··· Records provided ···

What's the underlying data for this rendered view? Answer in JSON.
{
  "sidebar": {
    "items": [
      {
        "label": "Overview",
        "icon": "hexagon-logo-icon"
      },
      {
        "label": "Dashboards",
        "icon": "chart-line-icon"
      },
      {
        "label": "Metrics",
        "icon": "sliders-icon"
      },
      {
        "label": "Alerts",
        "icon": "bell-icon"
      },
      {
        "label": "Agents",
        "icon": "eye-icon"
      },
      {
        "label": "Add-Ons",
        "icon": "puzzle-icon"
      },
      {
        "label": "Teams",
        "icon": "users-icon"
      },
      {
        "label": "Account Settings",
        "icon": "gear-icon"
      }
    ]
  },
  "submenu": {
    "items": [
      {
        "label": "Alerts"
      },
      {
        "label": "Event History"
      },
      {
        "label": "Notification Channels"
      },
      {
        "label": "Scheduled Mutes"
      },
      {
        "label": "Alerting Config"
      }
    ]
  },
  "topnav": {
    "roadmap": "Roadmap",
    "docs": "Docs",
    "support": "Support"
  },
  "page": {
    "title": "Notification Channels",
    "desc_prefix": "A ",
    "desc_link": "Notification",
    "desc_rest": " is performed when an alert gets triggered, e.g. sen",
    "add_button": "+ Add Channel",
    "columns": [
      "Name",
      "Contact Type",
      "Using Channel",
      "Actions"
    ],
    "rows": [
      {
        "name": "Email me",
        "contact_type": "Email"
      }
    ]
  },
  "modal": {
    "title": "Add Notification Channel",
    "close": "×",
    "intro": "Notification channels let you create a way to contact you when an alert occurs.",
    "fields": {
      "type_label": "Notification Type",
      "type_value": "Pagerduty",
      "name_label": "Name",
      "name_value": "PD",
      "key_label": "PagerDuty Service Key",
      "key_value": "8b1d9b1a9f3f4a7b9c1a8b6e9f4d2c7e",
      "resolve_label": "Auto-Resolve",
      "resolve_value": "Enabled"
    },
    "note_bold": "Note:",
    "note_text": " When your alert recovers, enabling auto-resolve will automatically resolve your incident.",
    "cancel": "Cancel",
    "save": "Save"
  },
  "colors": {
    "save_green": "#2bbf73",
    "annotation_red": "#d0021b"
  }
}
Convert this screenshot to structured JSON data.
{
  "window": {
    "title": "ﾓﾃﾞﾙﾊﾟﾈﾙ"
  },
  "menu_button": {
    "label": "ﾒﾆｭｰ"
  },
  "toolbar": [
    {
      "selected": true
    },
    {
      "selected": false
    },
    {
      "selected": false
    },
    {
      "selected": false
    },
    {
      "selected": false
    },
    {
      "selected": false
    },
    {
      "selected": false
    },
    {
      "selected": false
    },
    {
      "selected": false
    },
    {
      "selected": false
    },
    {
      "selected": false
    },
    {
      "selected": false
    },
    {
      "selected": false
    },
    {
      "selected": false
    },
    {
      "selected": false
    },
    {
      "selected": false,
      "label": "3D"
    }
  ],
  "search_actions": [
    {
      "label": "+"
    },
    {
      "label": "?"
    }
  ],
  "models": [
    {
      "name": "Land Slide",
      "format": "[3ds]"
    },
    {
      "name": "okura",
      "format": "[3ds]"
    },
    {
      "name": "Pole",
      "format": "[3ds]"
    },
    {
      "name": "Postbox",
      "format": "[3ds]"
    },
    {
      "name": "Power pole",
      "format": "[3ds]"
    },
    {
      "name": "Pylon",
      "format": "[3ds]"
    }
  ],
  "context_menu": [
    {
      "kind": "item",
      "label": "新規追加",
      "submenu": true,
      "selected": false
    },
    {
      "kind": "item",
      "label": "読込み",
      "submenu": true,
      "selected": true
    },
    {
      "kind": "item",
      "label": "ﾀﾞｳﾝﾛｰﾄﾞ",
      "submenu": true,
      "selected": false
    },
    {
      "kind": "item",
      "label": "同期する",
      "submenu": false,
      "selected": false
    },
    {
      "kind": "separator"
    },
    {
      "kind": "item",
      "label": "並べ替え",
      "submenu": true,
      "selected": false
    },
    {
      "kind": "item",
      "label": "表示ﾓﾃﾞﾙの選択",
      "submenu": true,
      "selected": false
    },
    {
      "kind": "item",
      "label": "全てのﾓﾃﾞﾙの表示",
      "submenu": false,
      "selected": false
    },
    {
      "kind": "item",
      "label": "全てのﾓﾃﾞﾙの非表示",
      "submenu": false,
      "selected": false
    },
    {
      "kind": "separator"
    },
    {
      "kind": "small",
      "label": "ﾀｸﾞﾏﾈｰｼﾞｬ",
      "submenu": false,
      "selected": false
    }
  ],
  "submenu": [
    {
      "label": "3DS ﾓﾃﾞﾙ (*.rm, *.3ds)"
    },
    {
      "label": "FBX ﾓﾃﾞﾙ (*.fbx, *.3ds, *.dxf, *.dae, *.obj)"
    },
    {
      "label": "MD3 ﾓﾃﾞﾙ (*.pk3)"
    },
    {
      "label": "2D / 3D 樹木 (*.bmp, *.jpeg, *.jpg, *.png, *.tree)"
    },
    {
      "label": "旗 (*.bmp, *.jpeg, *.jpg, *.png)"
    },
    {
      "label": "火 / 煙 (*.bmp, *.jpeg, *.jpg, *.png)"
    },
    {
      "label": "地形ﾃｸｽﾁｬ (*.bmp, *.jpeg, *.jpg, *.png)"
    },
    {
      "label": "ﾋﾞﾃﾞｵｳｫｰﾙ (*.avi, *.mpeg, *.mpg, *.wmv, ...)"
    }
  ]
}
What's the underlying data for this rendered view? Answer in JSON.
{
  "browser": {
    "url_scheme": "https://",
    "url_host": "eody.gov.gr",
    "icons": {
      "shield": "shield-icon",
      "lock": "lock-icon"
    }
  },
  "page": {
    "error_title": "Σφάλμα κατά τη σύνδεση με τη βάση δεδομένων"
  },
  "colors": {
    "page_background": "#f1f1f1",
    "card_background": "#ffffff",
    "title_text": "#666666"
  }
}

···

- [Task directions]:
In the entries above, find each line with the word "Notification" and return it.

- [Answer space]:
        "label": "Notification Channels"
    "title": "Notification Channels",
    "desc_link": "Notification",
    "title": "Add Notification Channel",
    "intro": "Notification channels let you create a way to contact you when an alert occurs.",
      "type_label": "Notification Type",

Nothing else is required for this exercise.